The Food Issue
In the last two years, the annual Ancestral Health Symposium has become a gathering point for a group that could loosely be called the paleo crowd. This past year’s event, held at Harvard Law School August 8-11, included presentations by icons in the movement like Robb Wolf, Mark Sisson, and S. Boyd Eaton, who co-wrote a 1985 article in the New England Journal of Medicine that, by most accounts, got the paleo ball rolling.
With that being said, a good percentage of those I spoke with at the event would object to being called paleo. Many have ditched a strict adherence to the Paleolithic era in particular in favor of their own custom-mixed paleo/primal/ancestral hybrid lifestyle. Others think paleo, in its many flavors, is partial or complete bullshit.
The Ancestral Health Society, which orchestrates the event, describes itself as a group of “scientists, health care professionals, and laypersons who study and communicate about health from an evolutionary perspective.” It seeks “...to develop solutions to our modern health challenges,” including the many so-called diseases of civilization.
It was, largely, a fit-looking and likeable group of idiosyncratic nerds getting nerdy together about health and evolution.
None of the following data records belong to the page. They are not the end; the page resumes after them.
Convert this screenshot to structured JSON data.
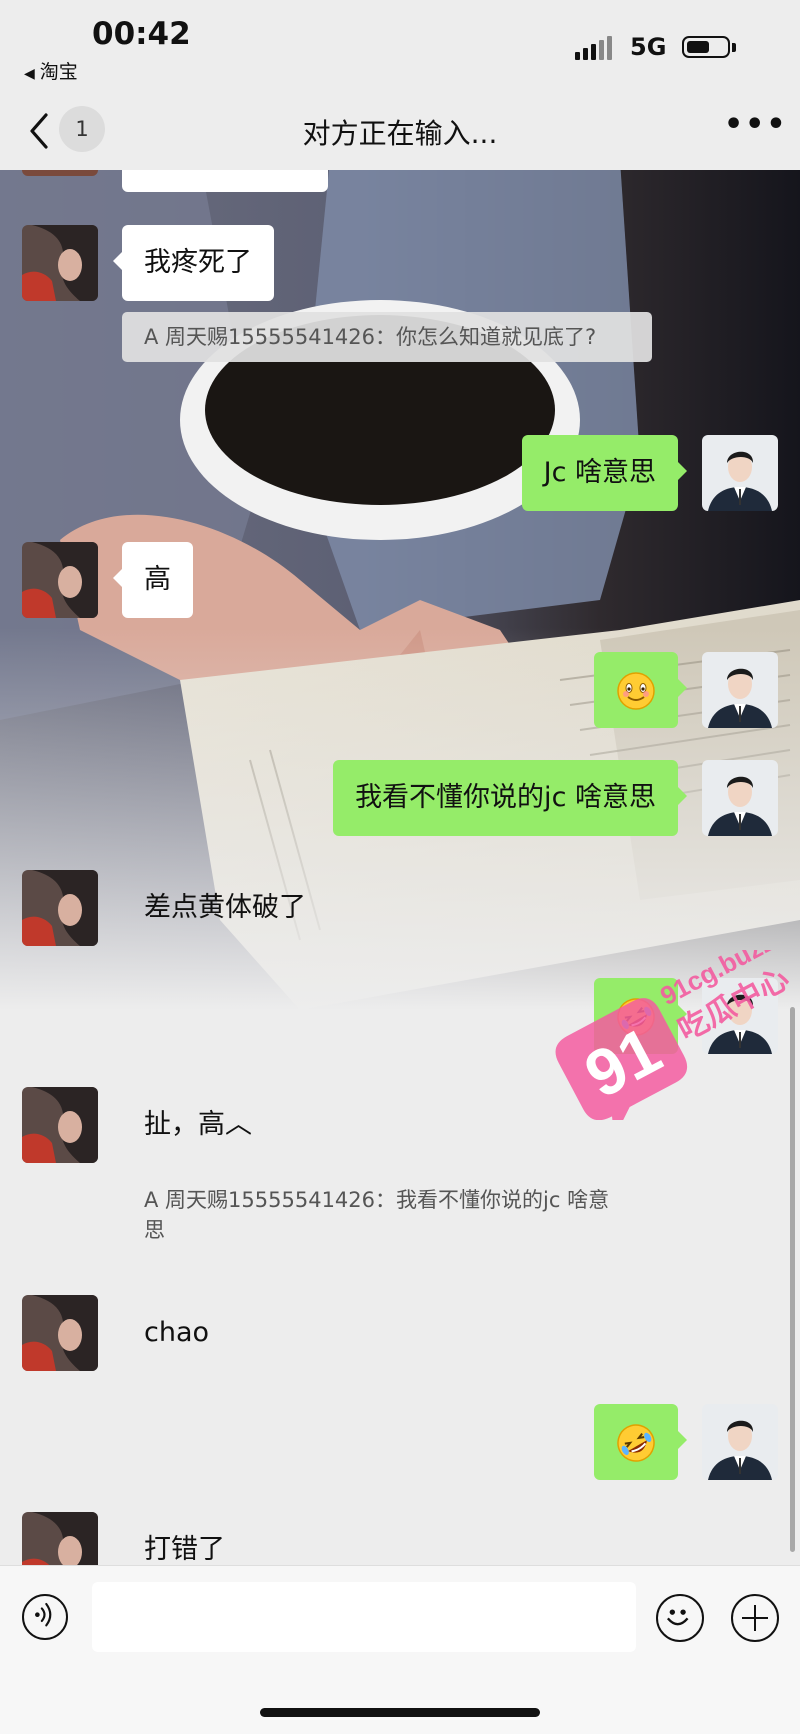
{
  "status_bar": {
    "time": "00:42",
    "back_app": "淘宝",
    "network": "5G",
    "battery_level": 0.5
  },
  "nav": {
    "unread_count": "1",
    "title": "对方正在输入...",
    "icons": [
      "chevron-left-icon",
      "more-icon"
    ]
  },
  "messages": [
    {
      "from": "her",
      "type": "text",
      "text": "我疼死了"
    },
    {
      "from": "her",
      "type": "quote",
      "text": "A 周天赐15555541426：你怎么知道就见底了?"
    },
    {
      "from": "me",
      "type": "text",
      "text": "Jc 啥意思"
    },
    {
      "from": "her",
      "type": "text",
      "text": "高"
    },
    {
      "from": "me",
      "type": "emoji",
      "emoji": "drooling-face-emoji"
    },
    {
      "from": "me",
      "type": "text",
      "text": "我看不懂你说的jc 啥意思"
    },
    {
      "from": "her",
      "type": "text",
      "text": "差点黄体破了"
    },
    {
      "from": "me",
      "type": "emoji",
      "emoji": "rolling-laughing-emoji"
    },
    {
      "from": "her",
      "type": "text",
      "text": "扯，高︿"
    },
    {
      "from": "her",
      "type": "quote",
      "text": "A 周天赐15555541426：我看不懂你说的jc 啥意思"
    },
    {
      "from": "her",
      "type": "text",
      "text": "chao"
    },
    {
      "from": "me",
      "type": "emoji",
      "emoji": "rolling-laughing-emoji"
    },
    {
      "from": "her",
      "type": "text",
      "text": "打错了"
    }
  ],
  "watermark": {
    "logo_number": "91",
    "site": "91cg.buzz",
    "name": "吃瓜中心"
  },
  "input_bar": {
    "icons": [
      "voice-icon",
      "emoji-icon",
      "plus-icon"
    ],
    "placeholder": ""
  },
  "colors": {
    "background": "#ededed",
    "my_bubble": "#95ec69",
    "her_bubble": "#ffffff",
    "watermark_pink": "#f35ca0"
  }
}
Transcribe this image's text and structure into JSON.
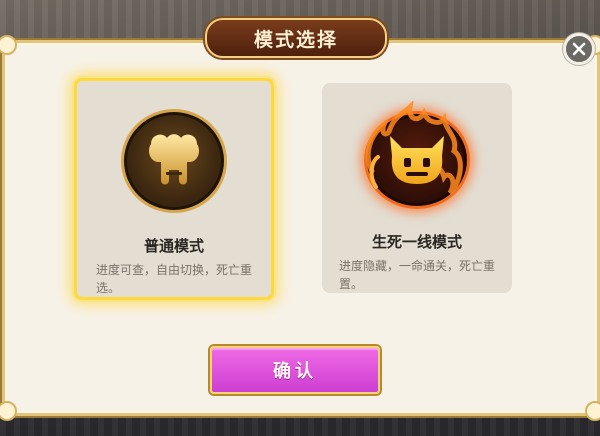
{
  "dialog": {
    "title": "模式选择",
    "close_icon": "close-icon"
  },
  "modes": [
    {
      "name": "普通模式",
      "description": "进度可查，自由切换，死亡重选。",
      "icon": "elephant-head-icon",
      "selected": true
    },
    {
      "name": "生死一线模式",
      "description": "进度隐藏，一命通关，死亡重置。",
      "icon": "flaming-devil-icon",
      "selected": false
    }
  ],
  "confirm": {
    "label": "确认"
  },
  "colors": {
    "selected_glow": "#ffd93b",
    "confirm_button": "#e056df",
    "title_plate": "#6a2f15"
  }
}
Many a conversation was embellished with personal “n=1” research data.
There were carnivores, crusaders, academics, bloggers, booksellers, barefoot runners, a lot of skeptics, hardly any reporters, and about as many opinions on carbohydrate and starch as there were attendees. Based on a casual survey of T-shirt messages, there were a surprising number of Mixed Martial Arts enthusiasts. I spoke to a bearded fighter from Quebec who told me “there is a philosophical crossover between paleo, MMA, and libertarianism.” Another fighter explained that fighting, like hunting, is in our DNA.
EVOLUTIONARY HEALTH IS A broad framework. It encompasses exercise, mental health, social interactions, medicine, and, of course, diet—an area where, at least at the Ancestral Health Symposium, people were the most focused, and often most heated.
“Paleo, primal, ancestral, let’s call the whole thing off,” joked Mark Sisson, author of The Primal Blueprint and the Mark’s Daily Apple blog. He, along with Robb Wolf, author of The Paleo Solution: The Original Human Diet and co-producer of the Paleo Solution podcast, was part of a two-man “Paleo Q&A” panel one morning.
Despite their competing books, buzzwords, and online niches, the differences between Sisson’s and Wolf’s responses to the questions were often technical and nuanced, like two descriptions of the same mountain by climbers on different routes.